What the IWW probably did better than anything else was create culture. Even at the time, their cultural productions attracted attention from both workers and intellectuals. The proximity of Paterson to New York City and the IWW’s skilled propagandists allowed New York’s intellectuals to connect with the Paterson strikers. In the course of the strike, New York intellectual John Reed, future chronicler of the Mexican and Russian Revolutions, met IWW head Big Bill Haywood. Haywood encouraged Reed to visit Paterson. Reed was arrested as well, helping to radicalize him. After his visit, he decided to mobilize the New York art community for the strikers. Reed secured funding from New York art patron (and founder of the New Mexico artist colony and romanticizer of Native Americans) Mabel Dodge and decided to put on a play at Madison Square Garden in New York to show the world the great evil of the Paterson employers and the nobility of the workers’ struggle.

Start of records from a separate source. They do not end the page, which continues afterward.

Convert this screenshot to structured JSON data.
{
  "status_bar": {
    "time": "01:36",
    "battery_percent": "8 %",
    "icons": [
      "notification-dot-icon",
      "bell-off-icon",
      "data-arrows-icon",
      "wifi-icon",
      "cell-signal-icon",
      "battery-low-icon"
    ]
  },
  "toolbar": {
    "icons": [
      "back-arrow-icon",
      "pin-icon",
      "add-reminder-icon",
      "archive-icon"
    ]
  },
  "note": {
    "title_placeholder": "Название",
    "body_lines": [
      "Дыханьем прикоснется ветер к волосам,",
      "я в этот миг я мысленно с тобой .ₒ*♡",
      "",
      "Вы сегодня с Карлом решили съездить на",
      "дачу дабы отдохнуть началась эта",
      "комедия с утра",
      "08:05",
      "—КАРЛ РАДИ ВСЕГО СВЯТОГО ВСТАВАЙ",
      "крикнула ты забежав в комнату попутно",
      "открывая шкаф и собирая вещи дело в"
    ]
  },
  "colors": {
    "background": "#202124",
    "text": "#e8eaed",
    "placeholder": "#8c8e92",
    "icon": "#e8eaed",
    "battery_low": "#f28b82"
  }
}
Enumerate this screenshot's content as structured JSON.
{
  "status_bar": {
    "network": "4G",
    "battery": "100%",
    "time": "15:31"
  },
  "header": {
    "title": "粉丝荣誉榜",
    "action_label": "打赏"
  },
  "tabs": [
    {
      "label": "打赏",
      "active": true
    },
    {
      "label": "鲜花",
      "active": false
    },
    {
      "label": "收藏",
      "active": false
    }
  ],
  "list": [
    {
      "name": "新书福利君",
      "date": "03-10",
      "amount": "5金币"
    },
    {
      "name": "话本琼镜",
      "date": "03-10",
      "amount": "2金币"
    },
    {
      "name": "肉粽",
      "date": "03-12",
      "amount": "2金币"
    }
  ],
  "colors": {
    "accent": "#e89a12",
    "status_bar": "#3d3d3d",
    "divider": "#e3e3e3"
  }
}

Reed recruited a team of volunteer theater professionals to train the strikers in their performance. You can read the Paterson pageant program here. The workers acted out their work routines, sang famous songs, and reenacted the Valentino murder. Workers dressed as police acted the beatings they received daily. Wobbly leaders like Flynn and Tresca spoke. Everyone sang “The Internationale” and “La Marseillaise.” It was the first and last attempt to put on such a spectacle around a labor struggle.
Reviews were fairly positive. However, neither pageant nor strike were successful in the end. The pageant itself lost money. The strike collapsed almost immediately after the pageant. Reed had promised workers the pageant would pay to keep the strikers going, but it didn’t raise nearly enough money. Morale plummeted. As Flynn said, “Bread was the need of the hour and bread was not forthcoming even from the most beautiful and realistic example of art that has been put on the stage in the last half century.”
The strike preparations had distracted workers from actually striking, giving the owners the upper hand back in Paterson. Without the masses at the gates, strikebreakers began going to work. The pageant also split the workers. Because of space limitations, only 1000 out of the 25,000 strikers could go, leading to jealousy. The skilled English speakers started demanding a settlement. The Socialists and Wobblies began fighting amongst themselves. Food and money became ever more scarce. In early July, the skilled ribbon workers agreed to a shop by shop settlement, kicked the IWW organizers out of the decision-making process, and went back to work. The immigrant workers could not stay out without the English speakers. By July 28, the strike had collapsed in a total defeat for the workers and the IWW.
After 1913, the IWW by and large left eastern industrial organizing behind in order to focus on itinerant labor in the West. Never again would it organize a large walkout among the eastern immigrant working-class.
Much of the information for this piece comes from Melvyn Dubofsky’s still definitive 1969 history of the I.W.W., We Shall Be All. For what it’s worth, if you are in the New York area, I am chairing a panel this afternoon at 1:30 at the Labor and Working-Class History Association on the 100th anniversary of the Pageant, at the Graduate Center for Worker Education downtown. The panel includes Dubofsky and several other leading IWW scholars. Stop by if you are inclined.
This is the 63rd post in this series. Previous entries are archived here.